For the third step(below) we then applied a top coat of contrasting color. Instead of doing two completely different board samples I decided I wanted to compare the same two colors...top board (Smokey Mountain Grey with Young Kansas Wheat on top) and bottom board (Young Kansas Wheat with Smokey Mountain Grey on top) After letting the contrasting color dry a bit we then carefully wiped some of that color away using a sponge...which seemed to work better then a rag. I wiped almost all of the Smokey Mountain Grey off of my bottom sample leaving a scant ghost of color behind. I also made sure to wipe enough away so that a few spots of white primer could be seen here and there on my bottom sample.

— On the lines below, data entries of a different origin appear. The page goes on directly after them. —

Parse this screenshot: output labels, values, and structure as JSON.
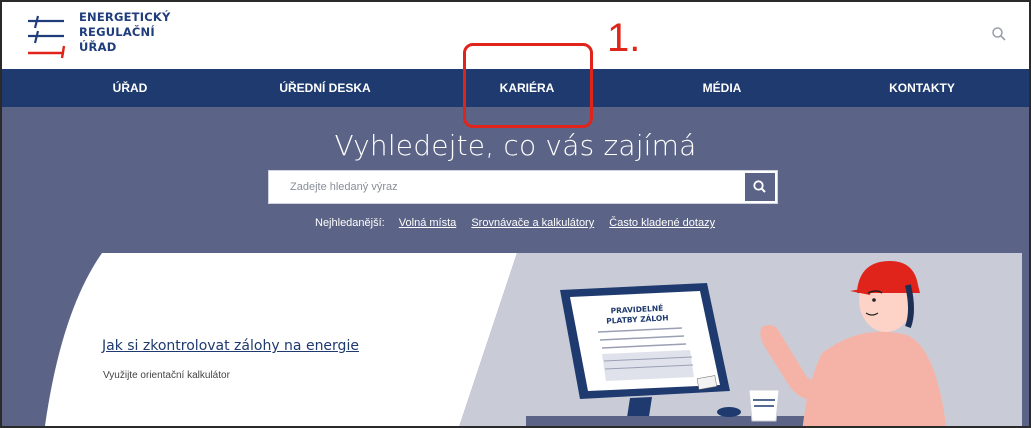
{
  "header": {
    "logo_lines": [
      "ENERGETICKÝ",
      "REGULAČNÍ",
      "ÚŘAD"
    ],
    "search_icon": "search-icon"
  },
  "nav": {
    "items": [
      {
        "label": "ÚŘAD"
      },
      {
        "label": "ÚŘEDNÍ DESKA"
      },
      {
        "label": "KARIÉRA"
      },
      {
        "label": "MÉDIA"
      },
      {
        "label": "KONTAKTY"
      }
    ]
  },
  "annotation": {
    "number": "1.",
    "color": "#e0241b"
  },
  "hero": {
    "title": "Vyhledejte, co vás zajímá",
    "search": {
      "placeholder": "Zadejte hledaný výraz",
      "value": "",
      "icon": "search-icon"
    },
    "popular_label": "Nejhledanější:",
    "popular_links": [
      "Volná místa",
      "Srovnávače a kalkulátory",
      "Často kladené dotazy"
    ]
  },
  "card": {
    "link": "Jak si zkontrolovat zálohy na energie",
    "subtitle": "Využijte orientační kalkulátor",
    "screen_text_1": "PRAVIDELNÉ",
    "screen_text_2": "PLATBY ZÁLOH"
  },
  "colors": {
    "brand_blue": "#1e3a6e",
    "hero_bg": "#5b6486",
    "accent_red": "#e0241b",
    "card_illustration_bg": "#c9ccd6"
  }
}
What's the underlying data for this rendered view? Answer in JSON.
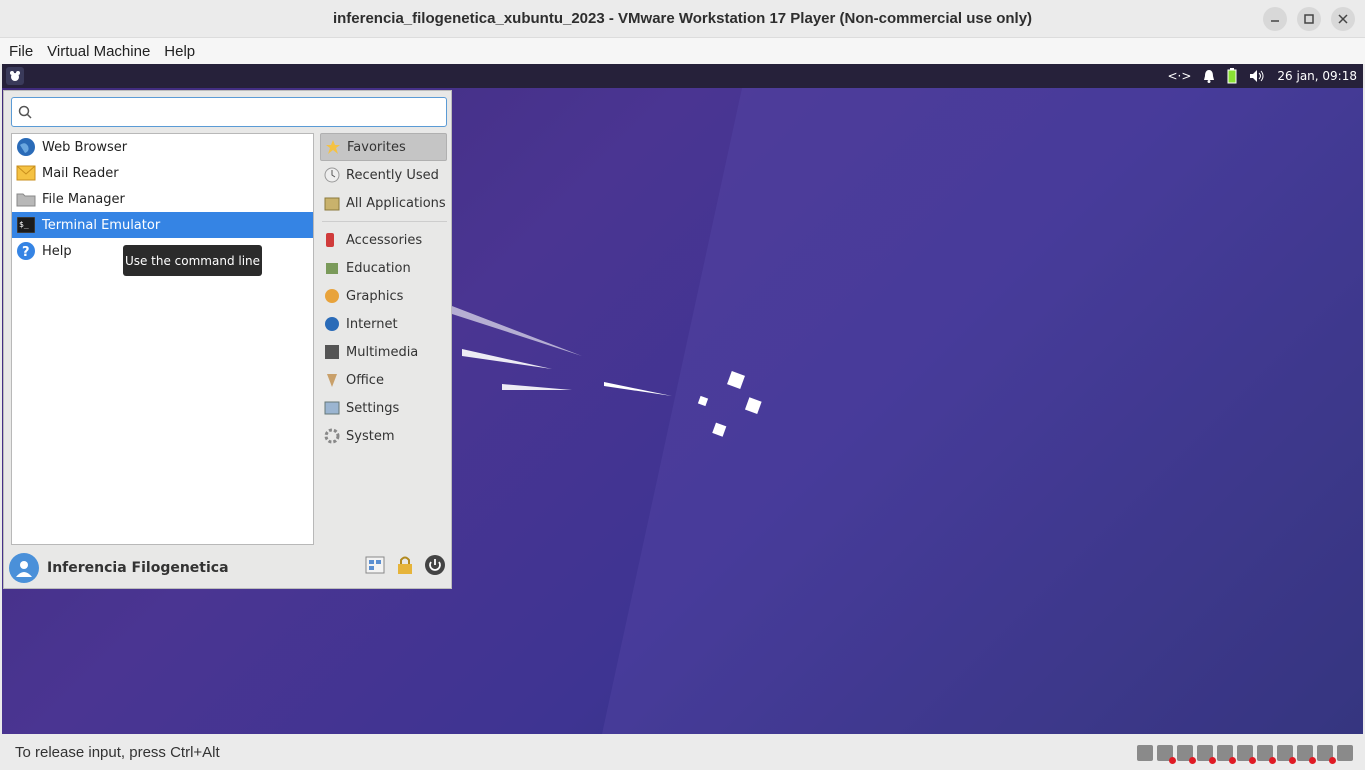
{
  "window": {
    "title": "inferencia_filogenetica_xubuntu_2023 - VMware Workstation 17 Player (Non-commercial use only)"
  },
  "menubar": {
    "items": [
      "File",
      "Virtual Machine",
      "Help"
    ]
  },
  "guest_panel": {
    "clock": "26 jan, 09:18"
  },
  "whisker_menu": {
    "search": {
      "value": "",
      "placeholder": ""
    },
    "apps": [
      {
        "label": "Web Browser",
        "icon": "web-browser-icon"
      },
      {
        "label": "Mail Reader",
        "icon": "mail-icon"
      },
      {
        "label": "File Manager",
        "icon": "folder-icon"
      },
      {
        "label": "Terminal Emulator",
        "icon": "terminal-icon",
        "selected": true
      },
      {
        "label": "Help",
        "icon": "help-icon"
      }
    ],
    "categories_top": [
      "Favorites",
      "Recently Used",
      "All Applications"
    ],
    "categories": [
      "Accessories",
      "Education",
      "Graphics",
      "Internet",
      "Multimedia",
      "Office",
      "Settings",
      "System"
    ],
    "username": "Inferencia Filogenetica",
    "tooltip": "Use the command line"
  },
  "statusbar": {
    "text": "To release input, press Ctrl+Alt"
  },
  "colors": {
    "selection": "#3584e4",
    "panel": "#26213a"
  }
}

At this point I am liking the bottom sample best...it is subtle and seems to have a more natural aged look to it. Young Kansas Wheat with Smokey Mountain Grey on top
Shown in natural light this sample best shows the colors and aging wax which can be seen in the crevasses of the board. Young Kansas Wheat with Smokey Mountain Grey on top.
Eager students waiting for the class to start.
Painting my raw Cedarwood cabinet turned out to be a lot more work then I thought it would be... after much finagling and fussing with primer, three layers of color, coats of wax etc. I can finally say its finished. Colors used were Omaha Ochre, Young Kansas Wheat and Smokey Mountain Grey along with clear wax and aging wax.
This primitive cabinet will have some bling added to it in the form of a quartz top with an old school cut edge.
I have one more bathroom cabinet to paint (below) and am hoping to achieve more good results using chalk paint. Now that I have done one I think this second paint job will go a lot quicker.
Meanwhile Hubby has been busy doing the plumbing and putting up drywall. Next on my to do list...tape, mud, sand and paint the drywall, ceiling...as well as paint this second cabinet. What's that old saying...a women's work is never done!
Susan Pilotto is a mixed-media artist who specializes in creating one of a kind miniature animals from recycled wool felt fabric. Susan graduated from Vancouver's Capilano College with a Diploma in Studio Art.